[PROVIDED INFORMATION]:

▬▬▬

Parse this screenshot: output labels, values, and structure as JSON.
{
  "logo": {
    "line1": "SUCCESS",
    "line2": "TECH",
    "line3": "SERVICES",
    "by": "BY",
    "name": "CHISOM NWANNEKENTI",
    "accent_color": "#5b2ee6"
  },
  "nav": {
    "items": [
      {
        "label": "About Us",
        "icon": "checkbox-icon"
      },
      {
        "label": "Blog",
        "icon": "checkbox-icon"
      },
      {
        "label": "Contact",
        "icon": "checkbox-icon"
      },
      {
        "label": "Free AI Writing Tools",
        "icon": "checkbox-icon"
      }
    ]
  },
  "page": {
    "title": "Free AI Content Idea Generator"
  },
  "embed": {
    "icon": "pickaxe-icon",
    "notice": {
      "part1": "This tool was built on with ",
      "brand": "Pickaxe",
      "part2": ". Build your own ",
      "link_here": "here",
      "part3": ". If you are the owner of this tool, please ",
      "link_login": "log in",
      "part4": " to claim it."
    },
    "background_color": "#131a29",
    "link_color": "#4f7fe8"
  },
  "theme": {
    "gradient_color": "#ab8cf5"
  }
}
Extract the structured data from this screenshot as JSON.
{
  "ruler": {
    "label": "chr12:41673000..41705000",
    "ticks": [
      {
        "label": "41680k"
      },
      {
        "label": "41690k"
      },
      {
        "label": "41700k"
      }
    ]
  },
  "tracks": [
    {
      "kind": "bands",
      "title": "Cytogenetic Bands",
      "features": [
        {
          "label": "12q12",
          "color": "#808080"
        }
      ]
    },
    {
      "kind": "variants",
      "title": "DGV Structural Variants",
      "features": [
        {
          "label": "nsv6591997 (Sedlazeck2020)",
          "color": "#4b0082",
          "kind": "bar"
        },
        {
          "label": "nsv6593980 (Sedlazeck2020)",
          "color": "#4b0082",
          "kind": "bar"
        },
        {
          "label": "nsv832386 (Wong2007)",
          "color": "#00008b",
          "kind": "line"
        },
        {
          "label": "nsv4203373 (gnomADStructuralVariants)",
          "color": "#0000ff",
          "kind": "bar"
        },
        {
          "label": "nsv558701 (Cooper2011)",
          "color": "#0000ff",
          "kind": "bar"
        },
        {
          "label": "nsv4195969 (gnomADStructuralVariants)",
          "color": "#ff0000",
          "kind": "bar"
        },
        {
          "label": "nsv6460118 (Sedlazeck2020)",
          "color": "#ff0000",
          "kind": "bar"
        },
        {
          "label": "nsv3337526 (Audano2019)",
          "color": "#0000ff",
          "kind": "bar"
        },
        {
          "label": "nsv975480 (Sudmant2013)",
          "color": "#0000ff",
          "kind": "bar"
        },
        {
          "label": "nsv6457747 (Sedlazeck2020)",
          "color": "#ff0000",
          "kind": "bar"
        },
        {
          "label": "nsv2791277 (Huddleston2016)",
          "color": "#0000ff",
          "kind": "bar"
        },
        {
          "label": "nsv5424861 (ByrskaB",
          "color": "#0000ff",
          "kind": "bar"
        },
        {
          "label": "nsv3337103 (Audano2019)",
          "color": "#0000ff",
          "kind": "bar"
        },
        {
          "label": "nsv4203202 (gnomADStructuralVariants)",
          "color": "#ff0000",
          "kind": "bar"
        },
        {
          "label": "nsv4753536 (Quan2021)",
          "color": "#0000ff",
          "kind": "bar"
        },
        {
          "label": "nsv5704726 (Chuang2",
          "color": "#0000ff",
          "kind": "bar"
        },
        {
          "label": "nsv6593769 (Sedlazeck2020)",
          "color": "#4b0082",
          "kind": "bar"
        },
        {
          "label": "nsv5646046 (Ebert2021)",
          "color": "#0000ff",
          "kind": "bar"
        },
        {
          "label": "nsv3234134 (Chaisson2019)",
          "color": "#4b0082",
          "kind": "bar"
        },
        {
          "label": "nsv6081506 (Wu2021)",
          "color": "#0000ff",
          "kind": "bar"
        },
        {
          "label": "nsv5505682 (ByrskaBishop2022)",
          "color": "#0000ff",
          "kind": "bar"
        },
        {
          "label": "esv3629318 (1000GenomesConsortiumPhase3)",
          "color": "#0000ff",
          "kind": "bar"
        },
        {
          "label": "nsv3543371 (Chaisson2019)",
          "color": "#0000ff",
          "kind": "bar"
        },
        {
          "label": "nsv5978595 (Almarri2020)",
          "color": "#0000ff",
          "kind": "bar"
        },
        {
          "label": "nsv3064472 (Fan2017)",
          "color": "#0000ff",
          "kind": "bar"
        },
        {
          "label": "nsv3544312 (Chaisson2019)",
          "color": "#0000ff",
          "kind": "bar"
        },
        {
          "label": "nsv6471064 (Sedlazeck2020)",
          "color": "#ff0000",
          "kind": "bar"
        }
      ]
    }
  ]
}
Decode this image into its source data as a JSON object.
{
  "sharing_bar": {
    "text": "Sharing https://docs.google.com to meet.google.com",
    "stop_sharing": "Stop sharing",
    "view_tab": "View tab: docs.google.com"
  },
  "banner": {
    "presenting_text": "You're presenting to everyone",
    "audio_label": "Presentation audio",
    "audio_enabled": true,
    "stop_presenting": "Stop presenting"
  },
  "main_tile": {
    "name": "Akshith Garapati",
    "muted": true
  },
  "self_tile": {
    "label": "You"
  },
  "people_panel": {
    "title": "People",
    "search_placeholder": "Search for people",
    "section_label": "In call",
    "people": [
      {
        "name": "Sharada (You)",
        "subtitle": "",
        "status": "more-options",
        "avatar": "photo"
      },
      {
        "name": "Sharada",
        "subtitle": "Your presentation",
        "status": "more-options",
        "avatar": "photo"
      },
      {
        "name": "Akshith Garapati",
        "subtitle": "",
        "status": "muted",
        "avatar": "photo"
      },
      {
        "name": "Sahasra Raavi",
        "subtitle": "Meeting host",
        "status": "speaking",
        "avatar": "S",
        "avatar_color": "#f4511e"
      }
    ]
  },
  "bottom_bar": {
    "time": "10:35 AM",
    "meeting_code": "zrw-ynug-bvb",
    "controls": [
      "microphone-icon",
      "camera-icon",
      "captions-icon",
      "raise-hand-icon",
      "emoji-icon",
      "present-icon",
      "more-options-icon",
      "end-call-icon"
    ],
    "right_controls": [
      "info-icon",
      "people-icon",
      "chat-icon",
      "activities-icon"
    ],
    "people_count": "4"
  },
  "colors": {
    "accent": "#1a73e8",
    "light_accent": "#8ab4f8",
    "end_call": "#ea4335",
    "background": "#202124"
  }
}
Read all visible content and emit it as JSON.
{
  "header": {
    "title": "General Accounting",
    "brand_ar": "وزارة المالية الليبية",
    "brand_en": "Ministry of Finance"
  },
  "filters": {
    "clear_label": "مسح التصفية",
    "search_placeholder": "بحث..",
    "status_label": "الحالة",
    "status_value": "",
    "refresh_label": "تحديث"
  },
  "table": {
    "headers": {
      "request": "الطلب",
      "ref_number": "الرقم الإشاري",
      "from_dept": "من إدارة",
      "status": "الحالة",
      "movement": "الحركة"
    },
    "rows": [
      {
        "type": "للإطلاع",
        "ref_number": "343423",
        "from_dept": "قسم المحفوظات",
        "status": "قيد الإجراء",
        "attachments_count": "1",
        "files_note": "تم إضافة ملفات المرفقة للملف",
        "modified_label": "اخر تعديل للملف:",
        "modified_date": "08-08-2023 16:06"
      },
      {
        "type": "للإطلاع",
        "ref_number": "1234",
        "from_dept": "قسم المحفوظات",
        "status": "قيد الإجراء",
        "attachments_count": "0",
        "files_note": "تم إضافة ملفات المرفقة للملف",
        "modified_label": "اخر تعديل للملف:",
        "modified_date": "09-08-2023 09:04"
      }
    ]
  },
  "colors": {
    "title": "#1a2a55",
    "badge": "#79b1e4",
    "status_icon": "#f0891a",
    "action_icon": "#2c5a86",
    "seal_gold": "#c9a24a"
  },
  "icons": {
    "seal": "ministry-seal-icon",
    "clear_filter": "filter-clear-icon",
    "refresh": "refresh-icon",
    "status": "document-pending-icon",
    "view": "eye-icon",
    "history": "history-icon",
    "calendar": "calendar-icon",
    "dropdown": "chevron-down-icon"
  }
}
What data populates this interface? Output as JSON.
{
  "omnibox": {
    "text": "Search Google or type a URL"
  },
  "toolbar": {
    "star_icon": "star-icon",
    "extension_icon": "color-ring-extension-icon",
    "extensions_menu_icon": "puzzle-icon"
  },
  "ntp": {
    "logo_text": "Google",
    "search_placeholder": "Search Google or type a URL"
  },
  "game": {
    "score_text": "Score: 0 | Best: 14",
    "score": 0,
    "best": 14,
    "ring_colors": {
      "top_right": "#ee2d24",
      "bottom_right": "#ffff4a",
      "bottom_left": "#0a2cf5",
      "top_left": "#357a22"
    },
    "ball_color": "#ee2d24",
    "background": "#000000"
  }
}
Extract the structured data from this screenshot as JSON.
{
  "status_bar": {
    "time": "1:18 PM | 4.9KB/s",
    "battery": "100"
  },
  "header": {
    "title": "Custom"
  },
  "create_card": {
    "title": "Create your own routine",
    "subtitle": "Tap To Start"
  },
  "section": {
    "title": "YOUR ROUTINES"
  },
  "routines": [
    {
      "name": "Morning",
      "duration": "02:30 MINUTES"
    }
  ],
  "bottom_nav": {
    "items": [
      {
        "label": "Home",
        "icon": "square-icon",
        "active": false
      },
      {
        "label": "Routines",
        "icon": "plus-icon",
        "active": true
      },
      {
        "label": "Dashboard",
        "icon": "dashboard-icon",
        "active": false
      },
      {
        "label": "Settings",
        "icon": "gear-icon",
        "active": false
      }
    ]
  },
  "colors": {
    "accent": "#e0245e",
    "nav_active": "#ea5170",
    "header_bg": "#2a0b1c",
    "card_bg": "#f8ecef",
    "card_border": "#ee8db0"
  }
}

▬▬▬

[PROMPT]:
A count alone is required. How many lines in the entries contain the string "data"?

[RESPONSE AREA]:
4